  3. Science reveals that turning a passion into paid work can cause it to lose its inherent pleasure. “Research shows that being paid to do something can make it mean less to us,” wrote David Silverman, a senior executive at a Fortune 500 company. “By turning something enjoyable, like a jigsaw puzzle or a knitting project, into a paid activity, we turn hours of freely given effort into a commodity. It’s no longer a labor of love; it’s $10 an hour. The intangible nature of pleasure that derives from the activity is lost.”
  4. Scripture reveals that even though God created us to take dominion and create productive flourishing, all work includes toil, regardless of its alignment with our interest and giftings. In secular verbiage, “work” is called “work” because it is “work.” The only people I’ve ever met who claim they “never worked a day in their lives” are ones reflecting back on their careers—and perhaps forgetting the difficulties the way a mother forgets the pain of labor. But those in the trenches, no matter how “called” they feel or how much they adore their work, almost always admit to its challenges and brokenness.

So if passions can evolve over time, are sometimes divorced from our natural giftings, and can lose their sense of pleasure if they become paid work, what should we consider in our job selections?

Of all the books I’ve read about career discernment, I find a section of Os Guinness’s The Call to be incredibly clarifying and encouraging. First, Guinness encourages us to think of having a “Caller” before a “calling.” So as you consider your work and your passions, are you considering what your Caller wants for you and how you can serve him by advancing his kingdom?

Guinness goes on to explain that we’re all awaiting our “call” on a megaphone, yet few receive it with such crystal clarity. Without certainty, therefore, we should consider our gifting and circumstance.
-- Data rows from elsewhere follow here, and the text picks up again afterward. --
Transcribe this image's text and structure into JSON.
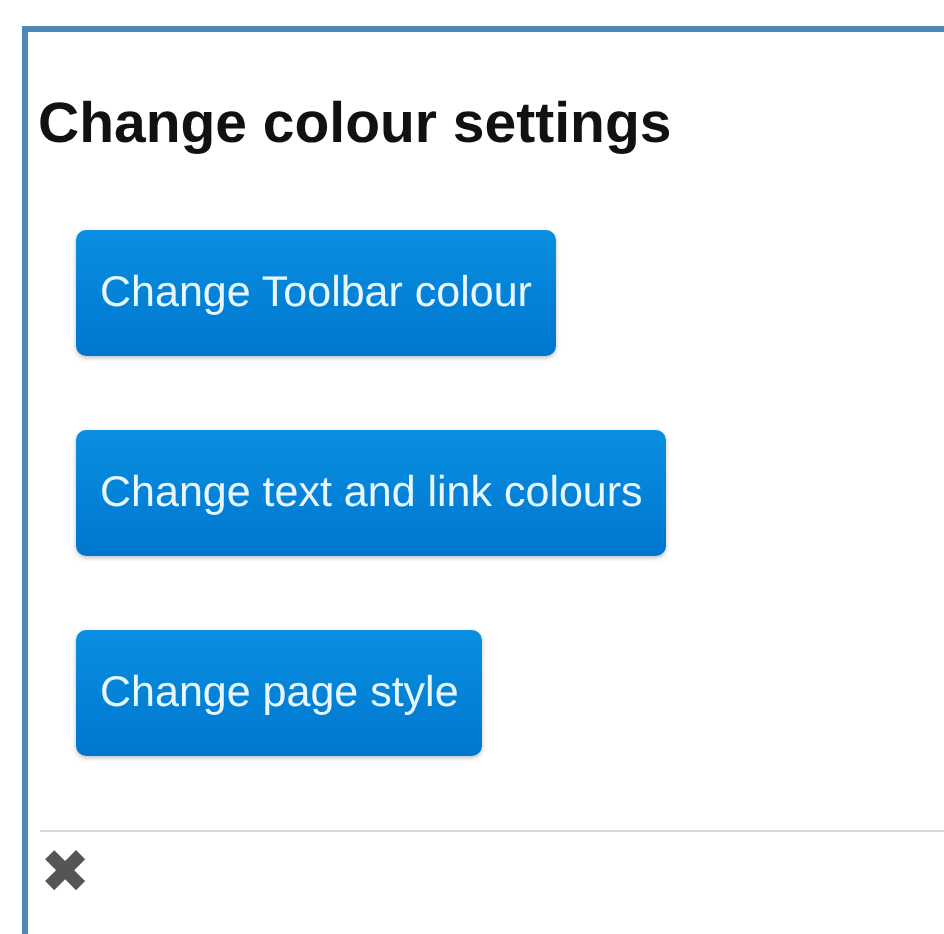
{
  "title": "Change colour settings",
  "buttons": [
    {
      "label": "Change Toolbar colour"
    },
    {
      "label": "Change text and link colours"
    },
    {
      "label": "Change page style"
    }
  ],
  "close": {
    "label": "✖"
  }
}
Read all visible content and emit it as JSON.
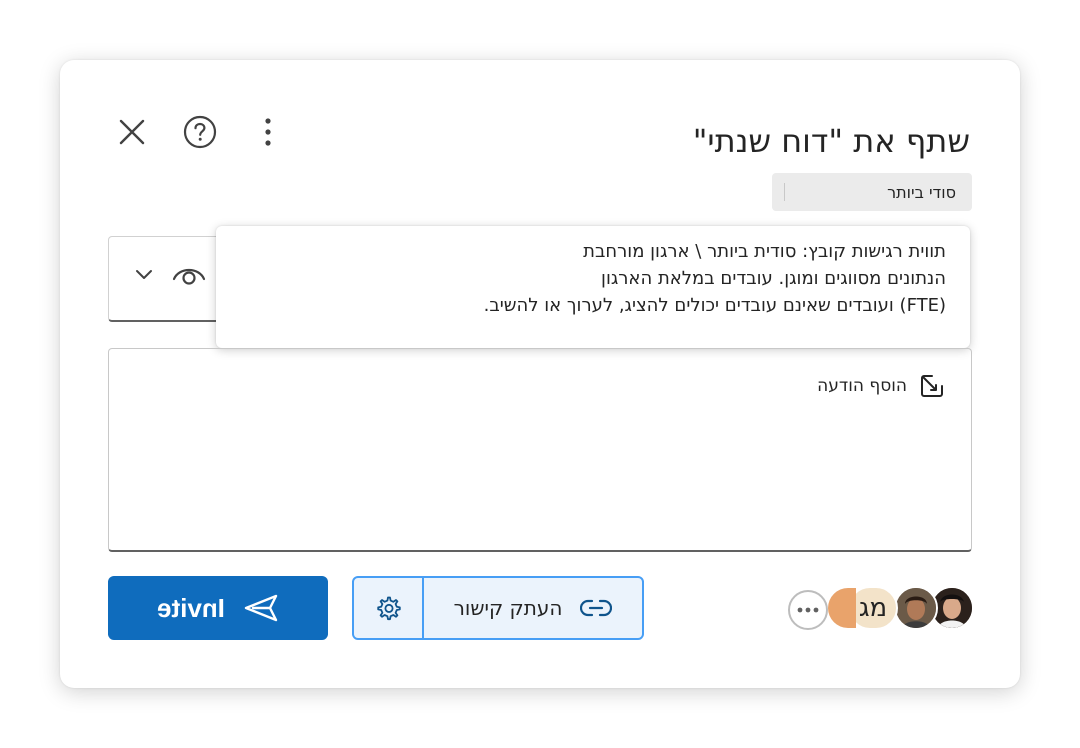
{
  "dialog": {
    "title": "שתף את \"דוח שנתי\"",
    "header_icons": [
      "close-icon",
      "help-icon",
      "more-vertical-icon"
    ]
  },
  "sensitivity": {
    "label": "סודי ביותר"
  },
  "tooltip": {
    "lines": [
      "תווית רגישות קובץ: סודית ביותר \\ ארגון מורחבת",
      "הנתונים מסווגים ומוגן. עובדים במלאת הארגון",
      "(FTE) ועובדים שאינם עובדים יכולים להציג, לערוך או להשיב."
    ]
  },
  "permission": {
    "icons": [
      "eye-icon",
      "chevron-down-icon"
    ]
  },
  "message": {
    "label": "הוסף הודעה",
    "icon": "edit-message-icon"
  },
  "actions": {
    "invite_label": "Invite",
    "copy_link_label": "העתק קישור",
    "settings_icon": "gear-icon",
    "link_icon": "link-icon",
    "send_icon": "send-icon"
  },
  "people": {
    "initials": "מג",
    "more_icon": "more-horizontal-icon"
  },
  "colors": {
    "accent": "#0f6cbd",
    "accent_border": "#479ef5",
    "badge_bg": "#ebebeb",
    "initials_bg": "#f3e3c9"
  }
}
Weighing our abilities and our situations allows for incredible vocational inspiration and hope, while at the same time honoring financial needs, relationships, geographic constraints, educational access, and more.
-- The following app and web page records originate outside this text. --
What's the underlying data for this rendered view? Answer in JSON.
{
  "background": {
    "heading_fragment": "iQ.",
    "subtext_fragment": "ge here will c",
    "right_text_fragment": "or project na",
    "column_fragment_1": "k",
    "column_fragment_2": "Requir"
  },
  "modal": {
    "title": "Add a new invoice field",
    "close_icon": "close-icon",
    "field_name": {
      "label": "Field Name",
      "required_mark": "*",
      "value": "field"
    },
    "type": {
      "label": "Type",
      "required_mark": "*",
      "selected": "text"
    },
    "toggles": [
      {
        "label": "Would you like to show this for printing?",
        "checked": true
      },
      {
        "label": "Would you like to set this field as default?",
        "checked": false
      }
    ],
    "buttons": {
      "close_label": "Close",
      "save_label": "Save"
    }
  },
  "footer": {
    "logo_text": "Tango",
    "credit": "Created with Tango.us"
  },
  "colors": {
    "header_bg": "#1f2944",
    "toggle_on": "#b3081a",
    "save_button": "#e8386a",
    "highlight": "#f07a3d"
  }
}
So, as a long-winded way to answer your question, I heartily endorse “a less exciting ‘day job’ that pays the bills and allows me to pursue my passions as a side gig.” Are some people thoroughly enjoying their work? Certainly so, but let’s stop seeking that as the imperative goal.

I encourage you to assess the following:
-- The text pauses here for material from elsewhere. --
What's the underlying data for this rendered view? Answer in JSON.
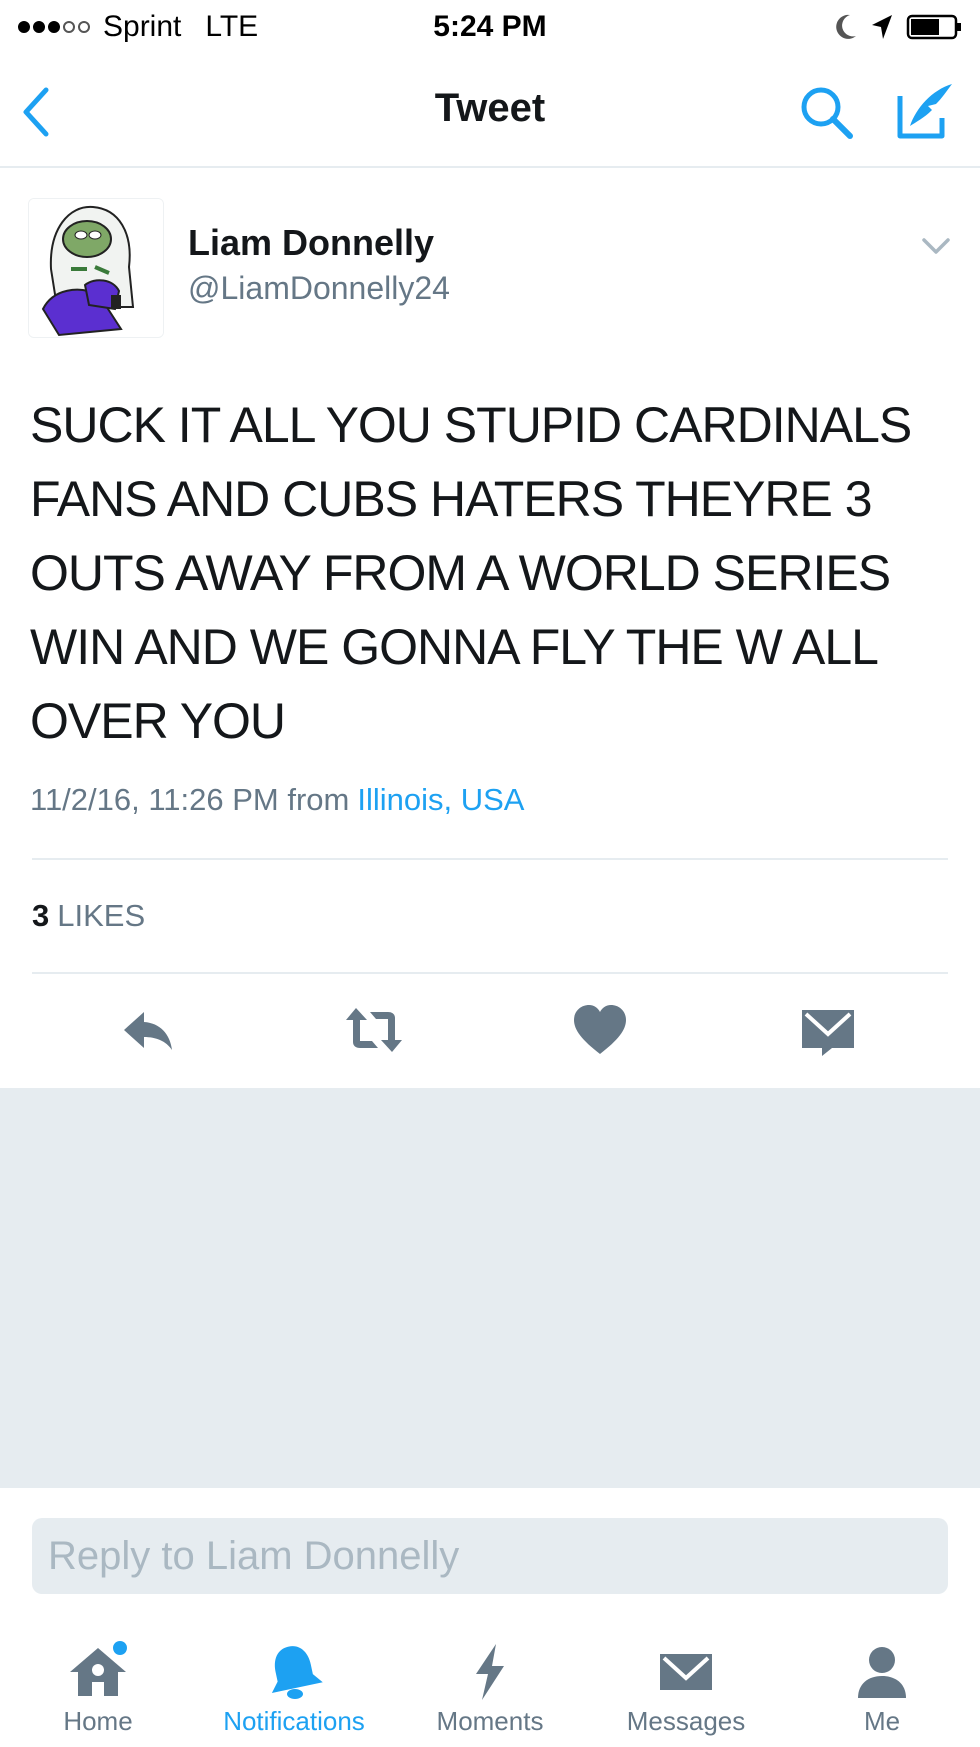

  • What are your gifts and wirings? Do you know? There are many aptitude tests available, but one that’s highly accessible online at a low price point is YouScience. There, you can learn how your unique aptitudes properly equip you for thousands of jobs.
  • What are your immediate circumstances? Consider your finances, relationships, geographic location, and education.
  • Which of these circumstances do you desire to change, and which do you see as fixed?
  • Given your current situation, your desired future circumstances, and your unique abilities, how does your Caller nudge you to work?
  • What opportunities exist at your less exciting “day job” that would allow you to serve the work instead of looking for the work to serve you (as Dorothy Sayers asks in “Why Work?”)?

I’m thankful we live in a world where discussion about vocational fulfillment and satisfaction is even possible, as the privilege of choosing work is a first-world opportunity that reflects a movement from scarcity to abundance. While God may enable us to work for him in our “sweet spot,” we must acknowledge and steward the gift of that choice, remembering that our only true fulfillment is in him.

You can read other installments in the Thorns & Thistles series.